top of page
Image by Utsman Media


I was a waiter, awaiting

my future life, on 

her first holiday to Turkey

I met my second wife...

I was dark and deep

with mystery and she....I watched

the curve of her hips as she danced,

whilst I waited on her every word.

Our glances, like lazers 

cut through the night and later

she held me in her arms,

whiter than the sand we lay upon,

and I cried – so recently widowed.

The guilt of such pleasure

so soon – as sweet as figs,

as potent as Raki. 

She carried me away 

From all that was familiar,

a soothing, healing journey

into hills and rain 

that burned with my tears.

I carried my children

from their sunny clime,

we married and our lives

became entwined, full of hope

for better times, they

never arrived.

Impotent.. I cannot 

take care of my children,

my wife. She has a son

who went astray

a real valleys boy, they say

he started young

small fights at first, small jobs,

small drugs, which grew bigger

and harder with age.

He sits in the middle, in between,

on the recently re-sprung settee,

breaking all the boundaries

of decency. His talk, so dirty...

calls me names, I'm no good.

Says I'm filthy, I don't wash,

he plays games... when 

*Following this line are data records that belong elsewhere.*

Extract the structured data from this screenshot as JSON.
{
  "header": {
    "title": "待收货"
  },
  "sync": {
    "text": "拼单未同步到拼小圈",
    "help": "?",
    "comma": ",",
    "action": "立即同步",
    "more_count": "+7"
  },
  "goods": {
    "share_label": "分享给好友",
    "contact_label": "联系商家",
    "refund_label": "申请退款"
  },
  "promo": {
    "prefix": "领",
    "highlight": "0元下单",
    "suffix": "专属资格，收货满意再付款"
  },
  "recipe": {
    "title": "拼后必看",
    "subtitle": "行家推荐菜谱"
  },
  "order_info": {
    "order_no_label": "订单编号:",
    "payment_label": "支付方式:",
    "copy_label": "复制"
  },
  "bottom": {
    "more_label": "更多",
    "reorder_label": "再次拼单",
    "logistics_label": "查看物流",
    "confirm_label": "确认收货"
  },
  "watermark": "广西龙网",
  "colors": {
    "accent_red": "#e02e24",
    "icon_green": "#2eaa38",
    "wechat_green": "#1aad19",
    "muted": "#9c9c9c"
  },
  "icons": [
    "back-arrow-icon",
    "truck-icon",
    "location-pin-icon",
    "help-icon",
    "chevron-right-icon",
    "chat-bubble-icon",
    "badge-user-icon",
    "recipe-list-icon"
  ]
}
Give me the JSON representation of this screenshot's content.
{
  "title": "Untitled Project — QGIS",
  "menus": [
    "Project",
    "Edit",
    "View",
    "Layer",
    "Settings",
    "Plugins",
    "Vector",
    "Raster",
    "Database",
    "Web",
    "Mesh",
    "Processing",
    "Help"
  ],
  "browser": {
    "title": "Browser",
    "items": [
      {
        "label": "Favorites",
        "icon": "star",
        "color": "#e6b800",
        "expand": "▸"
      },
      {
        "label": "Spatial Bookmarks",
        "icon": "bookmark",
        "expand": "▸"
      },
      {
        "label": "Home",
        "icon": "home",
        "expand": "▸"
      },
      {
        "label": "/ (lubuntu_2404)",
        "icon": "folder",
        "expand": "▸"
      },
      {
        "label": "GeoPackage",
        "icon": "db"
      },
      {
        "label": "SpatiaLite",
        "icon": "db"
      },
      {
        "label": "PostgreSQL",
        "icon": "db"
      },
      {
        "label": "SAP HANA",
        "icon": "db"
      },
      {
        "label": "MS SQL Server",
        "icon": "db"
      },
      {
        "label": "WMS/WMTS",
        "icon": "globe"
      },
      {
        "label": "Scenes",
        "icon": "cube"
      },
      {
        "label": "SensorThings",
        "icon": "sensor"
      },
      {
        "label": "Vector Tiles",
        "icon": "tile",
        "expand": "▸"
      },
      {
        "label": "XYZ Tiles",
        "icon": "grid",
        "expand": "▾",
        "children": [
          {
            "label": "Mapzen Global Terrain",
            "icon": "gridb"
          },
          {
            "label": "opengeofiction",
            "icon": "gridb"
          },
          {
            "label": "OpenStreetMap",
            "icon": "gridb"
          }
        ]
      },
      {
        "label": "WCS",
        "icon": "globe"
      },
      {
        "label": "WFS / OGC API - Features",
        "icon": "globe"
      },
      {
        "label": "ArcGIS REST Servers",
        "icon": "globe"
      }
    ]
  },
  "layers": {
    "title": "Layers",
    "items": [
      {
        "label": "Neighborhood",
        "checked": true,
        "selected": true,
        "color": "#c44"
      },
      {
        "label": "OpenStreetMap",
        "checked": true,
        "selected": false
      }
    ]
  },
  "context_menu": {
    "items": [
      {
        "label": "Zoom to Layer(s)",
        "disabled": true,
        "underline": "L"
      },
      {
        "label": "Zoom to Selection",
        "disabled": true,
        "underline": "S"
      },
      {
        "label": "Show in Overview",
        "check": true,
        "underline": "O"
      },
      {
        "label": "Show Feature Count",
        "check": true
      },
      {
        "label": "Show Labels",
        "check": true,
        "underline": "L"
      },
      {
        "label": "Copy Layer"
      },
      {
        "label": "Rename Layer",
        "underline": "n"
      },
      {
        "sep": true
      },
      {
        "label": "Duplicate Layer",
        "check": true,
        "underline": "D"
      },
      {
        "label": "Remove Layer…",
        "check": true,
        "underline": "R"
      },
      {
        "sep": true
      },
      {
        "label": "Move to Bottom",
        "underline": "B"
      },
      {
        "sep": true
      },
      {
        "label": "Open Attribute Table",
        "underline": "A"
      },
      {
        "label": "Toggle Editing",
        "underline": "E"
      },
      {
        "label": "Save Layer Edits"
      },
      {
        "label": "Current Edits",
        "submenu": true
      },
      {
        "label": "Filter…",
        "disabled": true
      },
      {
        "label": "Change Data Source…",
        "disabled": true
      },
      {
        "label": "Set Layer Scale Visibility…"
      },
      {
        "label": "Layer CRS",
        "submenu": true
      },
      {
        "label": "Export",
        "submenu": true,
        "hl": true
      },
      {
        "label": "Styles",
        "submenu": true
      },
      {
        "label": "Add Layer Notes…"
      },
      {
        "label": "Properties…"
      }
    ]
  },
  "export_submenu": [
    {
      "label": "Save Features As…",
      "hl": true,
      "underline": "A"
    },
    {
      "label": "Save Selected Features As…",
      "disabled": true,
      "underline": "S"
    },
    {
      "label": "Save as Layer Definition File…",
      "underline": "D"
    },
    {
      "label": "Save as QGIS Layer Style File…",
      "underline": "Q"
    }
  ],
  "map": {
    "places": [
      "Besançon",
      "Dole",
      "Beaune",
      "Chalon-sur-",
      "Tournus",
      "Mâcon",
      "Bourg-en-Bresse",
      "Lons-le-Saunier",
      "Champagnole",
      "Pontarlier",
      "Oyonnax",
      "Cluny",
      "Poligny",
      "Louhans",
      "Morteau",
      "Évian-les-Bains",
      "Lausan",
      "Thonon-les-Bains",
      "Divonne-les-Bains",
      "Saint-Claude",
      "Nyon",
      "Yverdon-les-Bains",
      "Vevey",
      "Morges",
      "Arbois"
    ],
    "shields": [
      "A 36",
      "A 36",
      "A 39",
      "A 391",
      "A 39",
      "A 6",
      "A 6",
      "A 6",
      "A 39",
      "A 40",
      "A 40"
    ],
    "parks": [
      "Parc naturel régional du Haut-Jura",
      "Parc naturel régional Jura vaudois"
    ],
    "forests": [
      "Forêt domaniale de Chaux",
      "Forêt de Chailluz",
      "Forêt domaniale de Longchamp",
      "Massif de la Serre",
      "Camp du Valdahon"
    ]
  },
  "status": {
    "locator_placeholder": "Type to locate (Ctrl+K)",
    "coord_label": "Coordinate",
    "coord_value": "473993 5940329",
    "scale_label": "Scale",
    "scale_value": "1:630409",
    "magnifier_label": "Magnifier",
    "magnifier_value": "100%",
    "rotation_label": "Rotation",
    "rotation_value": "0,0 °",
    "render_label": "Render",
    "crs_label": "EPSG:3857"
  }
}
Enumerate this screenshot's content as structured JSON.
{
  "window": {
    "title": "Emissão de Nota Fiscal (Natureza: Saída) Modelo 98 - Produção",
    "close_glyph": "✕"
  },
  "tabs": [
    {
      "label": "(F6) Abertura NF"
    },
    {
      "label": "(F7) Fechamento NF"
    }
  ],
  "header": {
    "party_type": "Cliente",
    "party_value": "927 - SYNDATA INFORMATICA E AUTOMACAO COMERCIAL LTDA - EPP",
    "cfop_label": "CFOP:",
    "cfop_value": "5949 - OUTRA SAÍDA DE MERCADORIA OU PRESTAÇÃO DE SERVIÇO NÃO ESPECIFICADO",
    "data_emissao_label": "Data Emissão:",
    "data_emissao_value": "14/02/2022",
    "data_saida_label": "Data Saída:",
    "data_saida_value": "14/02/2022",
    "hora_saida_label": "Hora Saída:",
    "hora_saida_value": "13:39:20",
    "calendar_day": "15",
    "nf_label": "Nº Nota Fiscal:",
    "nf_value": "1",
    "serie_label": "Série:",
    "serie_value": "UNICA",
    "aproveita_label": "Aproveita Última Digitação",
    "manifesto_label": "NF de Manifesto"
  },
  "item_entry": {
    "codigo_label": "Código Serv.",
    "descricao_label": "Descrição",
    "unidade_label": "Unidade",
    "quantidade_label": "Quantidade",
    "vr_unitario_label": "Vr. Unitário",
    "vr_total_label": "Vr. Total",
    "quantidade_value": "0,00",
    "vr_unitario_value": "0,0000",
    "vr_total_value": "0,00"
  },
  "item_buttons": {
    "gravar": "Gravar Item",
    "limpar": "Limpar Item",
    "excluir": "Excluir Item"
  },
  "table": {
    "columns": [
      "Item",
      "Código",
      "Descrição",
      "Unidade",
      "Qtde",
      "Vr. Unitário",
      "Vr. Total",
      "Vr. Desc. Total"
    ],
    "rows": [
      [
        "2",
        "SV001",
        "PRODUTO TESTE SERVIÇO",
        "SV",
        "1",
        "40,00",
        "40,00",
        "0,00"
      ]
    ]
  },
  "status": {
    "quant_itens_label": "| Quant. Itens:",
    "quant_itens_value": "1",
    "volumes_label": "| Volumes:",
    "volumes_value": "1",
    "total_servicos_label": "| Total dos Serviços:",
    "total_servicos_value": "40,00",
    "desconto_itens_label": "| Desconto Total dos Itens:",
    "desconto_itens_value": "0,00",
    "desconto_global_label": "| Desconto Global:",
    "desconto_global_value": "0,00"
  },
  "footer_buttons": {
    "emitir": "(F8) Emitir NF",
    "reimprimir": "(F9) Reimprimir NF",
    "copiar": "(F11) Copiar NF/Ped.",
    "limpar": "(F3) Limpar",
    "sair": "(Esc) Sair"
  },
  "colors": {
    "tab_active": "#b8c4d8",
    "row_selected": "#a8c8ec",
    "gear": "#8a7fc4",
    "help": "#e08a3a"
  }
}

the social worker visits -

he talks tidy – they believe him.

I am so tired, working

all night in the factory, 

returning to smoke filled gloom

scattered with disorder,

uncontrollable chaos,

a selection of narcotics spread out

across the coffee tables amongst

my children's homework.
I take them for a walk – to the lake

I take them to the clean air

and I listen to their strange accents,

whispering to each other.

Trying to hold my anger inside - 

stop myself from exploding,

I throw glass bottles at the walls

late at night when I'm alone.

She begs...

“Don't mess this up now babes,

your visa's due this month.

They'll send you back they will

just need a good excuse!”

I try to grasp those moments on the beach,

to pull myself back from despair.... but

how can I accept her child, who changes

her shiny blue eyes to black -

who breaks her heart – from school

to prison in two short years.

Forgiveness is natural for a mother but

not for me, her husband who had

so many dreams of his own,

new shoots he planted in this

green, green garden of Eden....

and so I smoke and wait....

for things to change.          

bottom of page